In Emma Woodhouse, Jane Austen has created a wonderfully flawed heroine. Had Emma been perfect, her situation would have been of no interest to anyone; her flaws are what interest both reader and critic. Peter W. Graham is interested particularly with the first page of the novel where Emma is first introduced to the reader. He discusses how significant the beginning of the novel is to mapping out "Emma's personal development"(42). Walton A. Litz and Patricia Meyer Spacks are much more interested in what Emma's imagination shows about her development. Litz says that "[t]he basic movement of Emma is from delusion to self-recognition, from illusion to reality"(369). Spacks takes the opposite argument suggesting Emma doesn't grow but is simply alleviated of her boredom and her imagination disappears with it. I think Emma's growth throughout the novel is pronounced; she starts out loveable enough but with much to learn. She grows from self-delusion to self-awareness and learns to see truth and not just what she wants to see. She also grows in her social vision, although not as much as one may hope. All in all Emma makes significant developments and it is easy to imagine that with more time and Mr. Knightley's influence she will only continue learning and growing.
At the beginning of the novel we are made very aware of Emma's character, both her strengths and her flaws. She starts out, "seem[ing] to unite some of the best blessings in existence"(Austen, 1; Italics, Graham). Her flaws are "at present so unperceived that they d[o] not by any means rank as misfortunes with her" (1) but instead of seeming a fortunate thing Peter W. Graham states that "by naming what Emma has hitherto avoided, [Austen] reminds us of what she may (will) henceforth encounter" (Graham, 43). Emma's having "lived nearly twenty-one years in the world with very little to distress or vex her"(Austen, 1) has left her untried. She has gained the love and respect of many, but whether or not she is truly in command of her "blessings" will only be seen with time and testing.

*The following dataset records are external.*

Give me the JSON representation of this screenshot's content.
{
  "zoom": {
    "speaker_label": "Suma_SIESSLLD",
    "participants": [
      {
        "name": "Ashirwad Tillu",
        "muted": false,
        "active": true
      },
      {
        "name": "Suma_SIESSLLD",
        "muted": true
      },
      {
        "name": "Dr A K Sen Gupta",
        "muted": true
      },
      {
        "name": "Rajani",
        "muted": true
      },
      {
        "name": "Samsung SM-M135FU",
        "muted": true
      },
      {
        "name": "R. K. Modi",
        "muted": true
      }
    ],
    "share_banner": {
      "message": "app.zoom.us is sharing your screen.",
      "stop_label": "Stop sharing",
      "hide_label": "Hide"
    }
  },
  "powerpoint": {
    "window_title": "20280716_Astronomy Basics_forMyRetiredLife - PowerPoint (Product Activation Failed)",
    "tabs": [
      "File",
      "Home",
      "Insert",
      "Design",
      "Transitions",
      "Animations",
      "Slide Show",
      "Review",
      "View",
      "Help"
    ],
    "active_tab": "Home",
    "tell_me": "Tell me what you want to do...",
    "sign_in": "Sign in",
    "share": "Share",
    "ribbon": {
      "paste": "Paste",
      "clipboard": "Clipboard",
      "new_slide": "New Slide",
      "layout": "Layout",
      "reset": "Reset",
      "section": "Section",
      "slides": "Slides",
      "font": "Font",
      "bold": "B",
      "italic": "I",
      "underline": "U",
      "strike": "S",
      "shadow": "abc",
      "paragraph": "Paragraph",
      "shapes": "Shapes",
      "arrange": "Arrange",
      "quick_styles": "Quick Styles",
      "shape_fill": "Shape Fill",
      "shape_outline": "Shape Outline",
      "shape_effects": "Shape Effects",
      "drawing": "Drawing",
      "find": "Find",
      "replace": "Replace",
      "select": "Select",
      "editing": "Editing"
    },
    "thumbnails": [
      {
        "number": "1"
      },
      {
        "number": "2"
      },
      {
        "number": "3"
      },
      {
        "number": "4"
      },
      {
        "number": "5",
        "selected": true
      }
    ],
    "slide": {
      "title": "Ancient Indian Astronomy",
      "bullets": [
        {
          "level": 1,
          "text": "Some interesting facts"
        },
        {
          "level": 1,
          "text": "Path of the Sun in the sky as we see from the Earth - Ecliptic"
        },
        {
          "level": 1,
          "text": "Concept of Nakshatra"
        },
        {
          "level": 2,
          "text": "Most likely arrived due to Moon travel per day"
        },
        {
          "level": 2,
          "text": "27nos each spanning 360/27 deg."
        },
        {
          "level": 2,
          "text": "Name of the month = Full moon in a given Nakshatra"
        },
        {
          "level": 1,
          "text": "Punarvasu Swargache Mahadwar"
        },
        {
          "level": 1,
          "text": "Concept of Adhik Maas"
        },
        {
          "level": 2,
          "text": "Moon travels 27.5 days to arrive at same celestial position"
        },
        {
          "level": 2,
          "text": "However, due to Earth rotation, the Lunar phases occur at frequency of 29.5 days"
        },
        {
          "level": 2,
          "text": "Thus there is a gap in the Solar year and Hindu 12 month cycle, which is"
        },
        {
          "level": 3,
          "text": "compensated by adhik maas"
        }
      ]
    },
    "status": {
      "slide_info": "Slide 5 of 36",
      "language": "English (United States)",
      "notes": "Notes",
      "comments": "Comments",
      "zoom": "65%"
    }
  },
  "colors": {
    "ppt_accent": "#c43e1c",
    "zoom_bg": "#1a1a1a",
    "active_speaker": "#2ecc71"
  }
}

Emma, we see, is a devoted daughter; she continuously goes out of her way for her father keeping his mind off vexing matters, changing the subject and knowing the best ways and times to give him news so as not to upset him. In this aspect Emma never flags in her devotion to him and is caring from start to finish. In the first chapter we are given an example of how deftly Emma changes the topic of conversation from a distressing topic to one easier on Mr. Woodhouse's mind. The two of them were discussing Miss Taylor, now Mrs. Weston's marriage and how they shall be going to visit her at her new home often.
"My dear, how am I to get so far? Randells is such a distance. I could not walk half so far."
"No, papa, nobody thought of your walking. We must go in the carriage to be sure."
"The carriage! But James will not like to put the horses out for such a...